_What to produce_
Could you retype every entry below exactly as written?

_Data_
==========

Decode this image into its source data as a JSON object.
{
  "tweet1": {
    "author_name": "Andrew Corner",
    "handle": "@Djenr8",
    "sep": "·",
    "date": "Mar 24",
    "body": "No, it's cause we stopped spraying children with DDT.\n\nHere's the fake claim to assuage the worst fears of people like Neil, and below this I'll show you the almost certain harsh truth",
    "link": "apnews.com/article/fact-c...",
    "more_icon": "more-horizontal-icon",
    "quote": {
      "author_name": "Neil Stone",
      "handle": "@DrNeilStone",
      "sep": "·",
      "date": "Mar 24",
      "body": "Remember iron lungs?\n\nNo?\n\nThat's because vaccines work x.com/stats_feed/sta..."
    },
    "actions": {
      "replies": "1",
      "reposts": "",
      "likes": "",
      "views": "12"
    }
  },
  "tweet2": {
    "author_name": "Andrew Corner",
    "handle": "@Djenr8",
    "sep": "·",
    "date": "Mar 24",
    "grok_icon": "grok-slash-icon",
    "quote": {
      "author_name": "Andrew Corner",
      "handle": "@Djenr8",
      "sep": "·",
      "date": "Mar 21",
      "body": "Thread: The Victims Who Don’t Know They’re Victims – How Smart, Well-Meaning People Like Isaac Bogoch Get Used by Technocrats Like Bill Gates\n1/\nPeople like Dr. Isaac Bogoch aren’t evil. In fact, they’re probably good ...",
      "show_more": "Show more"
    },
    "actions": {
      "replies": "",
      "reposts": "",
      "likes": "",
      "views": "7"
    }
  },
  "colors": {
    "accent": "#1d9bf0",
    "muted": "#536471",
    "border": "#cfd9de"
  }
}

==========

_Solution_
Decode this image into its source data as a JSON object.
{
  "tweet1": {
    "author_name": "Andrew Corner",
    "handle": "@Djenr8",
    "sep": "·",
    "date": "Mar 24",
    "body": "No, it's cause we stopped spraying children with DDT.\n\nHere's the fake claim to assuage the worst fears of people like Neil, and below this I'll show you the almost certain harsh truth",
    "link": "apnews.com/article/fact-c...",
    "more_icon": "more-horizontal-icon",
    "quote": {
      "author_name": "Neil Stone",
      "handle": "@DrNeilStone",
      "sep": "·",
      "date": "Mar 24",
      "body": "Remember iron lungs?\n\nNo?\n\nThat's because vaccines work x.com/stats_feed/sta..."
    },
    "actions": {
      "replies": "1",
      "reposts": "",
      "likes": "",
      "views": "12"
    }
  },
  "tweet2": {
    "author_name": "Andrew Corner",
    "handle": "@Djenr8",
    "sep": "·",
    "date": "Mar 24",
    "grok_icon": "grok-slash-icon",
    "quote": {
      "author_name": "Andrew Corner",
      "handle": "@Djenr8",
      "sep": "·",
      "date": "Mar 21",
      "body": "Thread: The Victims Who Don’t Know They’re Victims – How Smart, Well-Meaning People Like Isaac Bogoch Get Used by Technocrats Like Bill Gates\n1/\nPeople like Dr. Isaac Bogoch aren’t evil. In fact, they’re probably good ...",
      "show_more": "Show more"
    },
    "actions": {
      "replies": "",
      "reposts": "",
      "likes": "",
      "views": "7"
    }
  },
  "colors": {
    "accent": "#1d9bf0",
    "muted": "#536471",
    "border": "#cfd9de"
  }
}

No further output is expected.